Maybe it’s the fact that I had just made a meal of imperfect food that everyone ate anyway, or maybe it was the three Sazaracs in my belly. Maybe it was the hysterical scene of two city boys with a saw and a Christmas tree, the warmth from the fire, or the buzz from the time spent with friends I adore. Maybe it was the free-fall that comes with throwing out the grown-up rule book and writing your own.
I felt struck by something I couldn’t see or explain. There is no word for it. Not lightning, but close. “So good.” I told her. “I feel so good.”
When I start to question my decision to leave the old life behind, I take myself back to it. I feel the lumbar-supporting desk chair against my back, I picture the downtown view, I see double computer screens scrolling in front of me, I try to remember the comfort of a good salary and great benefits. And then, out of the corner of my eye, I see the yellow post-it on my desk.
It’s not even what it says, really. I love the quote – I think it’s stunning and heartbreaking and true. When you’re a writer, and you read something you wish you wrote, there’s a part of you that yearns, almost worships, until you find your own version of it. I think – when I wrote that down – that I knew I wanted something else for my life. Something with words, something that helped someone else, or something that simply made me feel whole.
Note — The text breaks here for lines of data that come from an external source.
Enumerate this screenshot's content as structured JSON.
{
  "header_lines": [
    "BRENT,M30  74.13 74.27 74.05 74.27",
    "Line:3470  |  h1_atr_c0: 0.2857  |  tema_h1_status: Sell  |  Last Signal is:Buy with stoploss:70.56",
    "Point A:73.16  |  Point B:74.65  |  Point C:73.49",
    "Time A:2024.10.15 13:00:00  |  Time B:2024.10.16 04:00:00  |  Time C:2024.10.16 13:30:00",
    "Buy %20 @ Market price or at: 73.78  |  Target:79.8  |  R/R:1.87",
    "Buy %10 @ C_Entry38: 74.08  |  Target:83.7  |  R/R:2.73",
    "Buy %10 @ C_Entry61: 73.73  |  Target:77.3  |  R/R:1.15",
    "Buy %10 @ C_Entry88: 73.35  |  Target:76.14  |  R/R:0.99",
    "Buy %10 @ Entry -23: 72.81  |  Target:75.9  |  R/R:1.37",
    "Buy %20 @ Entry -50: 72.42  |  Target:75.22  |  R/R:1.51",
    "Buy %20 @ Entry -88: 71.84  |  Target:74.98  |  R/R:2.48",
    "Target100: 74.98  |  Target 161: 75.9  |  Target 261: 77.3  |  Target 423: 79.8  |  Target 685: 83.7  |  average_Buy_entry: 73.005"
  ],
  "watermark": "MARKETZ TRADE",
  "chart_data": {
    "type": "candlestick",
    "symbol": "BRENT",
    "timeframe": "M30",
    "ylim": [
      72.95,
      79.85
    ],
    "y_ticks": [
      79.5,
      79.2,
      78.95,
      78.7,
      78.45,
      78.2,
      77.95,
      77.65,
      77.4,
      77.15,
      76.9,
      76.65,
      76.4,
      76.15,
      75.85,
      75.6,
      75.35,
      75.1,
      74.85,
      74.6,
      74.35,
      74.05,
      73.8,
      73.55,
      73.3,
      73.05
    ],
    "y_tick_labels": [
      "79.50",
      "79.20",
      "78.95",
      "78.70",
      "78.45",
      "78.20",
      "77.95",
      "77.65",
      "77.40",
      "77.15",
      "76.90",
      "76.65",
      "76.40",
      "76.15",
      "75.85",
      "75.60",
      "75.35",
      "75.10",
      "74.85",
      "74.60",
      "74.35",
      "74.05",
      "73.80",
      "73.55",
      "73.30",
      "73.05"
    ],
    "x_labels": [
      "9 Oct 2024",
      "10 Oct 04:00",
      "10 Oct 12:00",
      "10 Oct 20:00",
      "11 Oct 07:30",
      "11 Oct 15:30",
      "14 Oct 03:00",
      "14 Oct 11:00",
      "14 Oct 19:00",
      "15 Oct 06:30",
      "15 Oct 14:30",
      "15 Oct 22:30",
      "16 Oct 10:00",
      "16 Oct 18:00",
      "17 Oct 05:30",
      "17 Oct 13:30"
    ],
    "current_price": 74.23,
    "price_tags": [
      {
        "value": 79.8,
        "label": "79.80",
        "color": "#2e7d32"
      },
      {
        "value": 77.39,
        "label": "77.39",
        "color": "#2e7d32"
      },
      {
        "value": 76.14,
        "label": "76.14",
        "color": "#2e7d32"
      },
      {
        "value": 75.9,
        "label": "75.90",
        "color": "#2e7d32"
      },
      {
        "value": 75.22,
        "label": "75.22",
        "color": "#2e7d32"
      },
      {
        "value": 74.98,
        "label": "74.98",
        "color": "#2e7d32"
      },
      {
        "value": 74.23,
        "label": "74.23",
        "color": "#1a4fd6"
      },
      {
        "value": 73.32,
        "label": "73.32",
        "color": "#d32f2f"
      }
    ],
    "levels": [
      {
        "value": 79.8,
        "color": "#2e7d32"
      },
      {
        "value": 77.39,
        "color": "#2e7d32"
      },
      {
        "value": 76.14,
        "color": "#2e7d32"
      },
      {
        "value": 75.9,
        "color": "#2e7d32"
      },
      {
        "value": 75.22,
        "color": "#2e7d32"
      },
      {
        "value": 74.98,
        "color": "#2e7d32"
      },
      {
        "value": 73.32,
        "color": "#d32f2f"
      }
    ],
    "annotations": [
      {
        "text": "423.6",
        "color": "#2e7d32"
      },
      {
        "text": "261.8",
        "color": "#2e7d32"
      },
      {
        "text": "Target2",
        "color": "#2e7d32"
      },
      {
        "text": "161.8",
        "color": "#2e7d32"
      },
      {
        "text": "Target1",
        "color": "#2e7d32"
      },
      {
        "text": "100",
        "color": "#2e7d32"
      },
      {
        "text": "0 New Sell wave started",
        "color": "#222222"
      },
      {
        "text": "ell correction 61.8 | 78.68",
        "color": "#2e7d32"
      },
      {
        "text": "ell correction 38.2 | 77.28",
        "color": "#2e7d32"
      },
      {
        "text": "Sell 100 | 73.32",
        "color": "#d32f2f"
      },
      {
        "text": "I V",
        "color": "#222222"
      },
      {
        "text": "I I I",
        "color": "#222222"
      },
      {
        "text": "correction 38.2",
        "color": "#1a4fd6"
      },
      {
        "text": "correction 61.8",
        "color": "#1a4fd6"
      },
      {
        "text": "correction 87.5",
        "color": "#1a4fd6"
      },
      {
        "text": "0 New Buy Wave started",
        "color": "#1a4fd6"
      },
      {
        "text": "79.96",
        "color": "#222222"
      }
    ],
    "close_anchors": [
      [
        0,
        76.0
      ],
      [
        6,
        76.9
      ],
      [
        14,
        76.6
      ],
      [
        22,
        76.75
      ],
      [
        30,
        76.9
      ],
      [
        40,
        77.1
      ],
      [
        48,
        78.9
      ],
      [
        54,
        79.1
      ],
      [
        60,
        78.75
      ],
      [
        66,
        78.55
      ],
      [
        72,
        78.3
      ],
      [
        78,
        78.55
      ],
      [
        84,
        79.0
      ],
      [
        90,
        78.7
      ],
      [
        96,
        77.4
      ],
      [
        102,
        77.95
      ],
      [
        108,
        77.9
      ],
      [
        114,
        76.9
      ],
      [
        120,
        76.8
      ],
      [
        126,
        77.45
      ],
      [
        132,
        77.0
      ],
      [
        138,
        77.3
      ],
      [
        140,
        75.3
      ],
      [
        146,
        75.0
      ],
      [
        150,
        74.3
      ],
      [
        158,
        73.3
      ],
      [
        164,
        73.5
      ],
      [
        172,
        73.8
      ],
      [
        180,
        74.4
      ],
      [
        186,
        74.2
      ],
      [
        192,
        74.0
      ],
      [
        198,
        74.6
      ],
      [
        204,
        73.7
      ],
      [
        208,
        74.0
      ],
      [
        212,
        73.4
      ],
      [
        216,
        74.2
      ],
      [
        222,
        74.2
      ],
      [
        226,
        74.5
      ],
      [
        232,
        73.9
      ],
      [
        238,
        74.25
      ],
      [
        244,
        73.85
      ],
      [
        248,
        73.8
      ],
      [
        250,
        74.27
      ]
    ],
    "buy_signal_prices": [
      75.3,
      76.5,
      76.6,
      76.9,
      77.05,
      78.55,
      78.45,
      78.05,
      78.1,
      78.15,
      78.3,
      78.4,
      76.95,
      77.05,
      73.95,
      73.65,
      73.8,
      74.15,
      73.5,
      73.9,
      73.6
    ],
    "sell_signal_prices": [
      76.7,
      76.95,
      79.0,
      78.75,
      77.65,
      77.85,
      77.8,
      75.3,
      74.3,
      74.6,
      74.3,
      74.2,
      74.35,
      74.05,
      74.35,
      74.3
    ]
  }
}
As I continue to find my own words, I am so excited to help others find theirs. This is a joy for me – tutoring, connecting, cultivating a lightbulb moment for someone. Though the last couple of weeks have been gloriously terrifying and real, they have been mine. And that is so worth the hustle.
Check out the new biz here.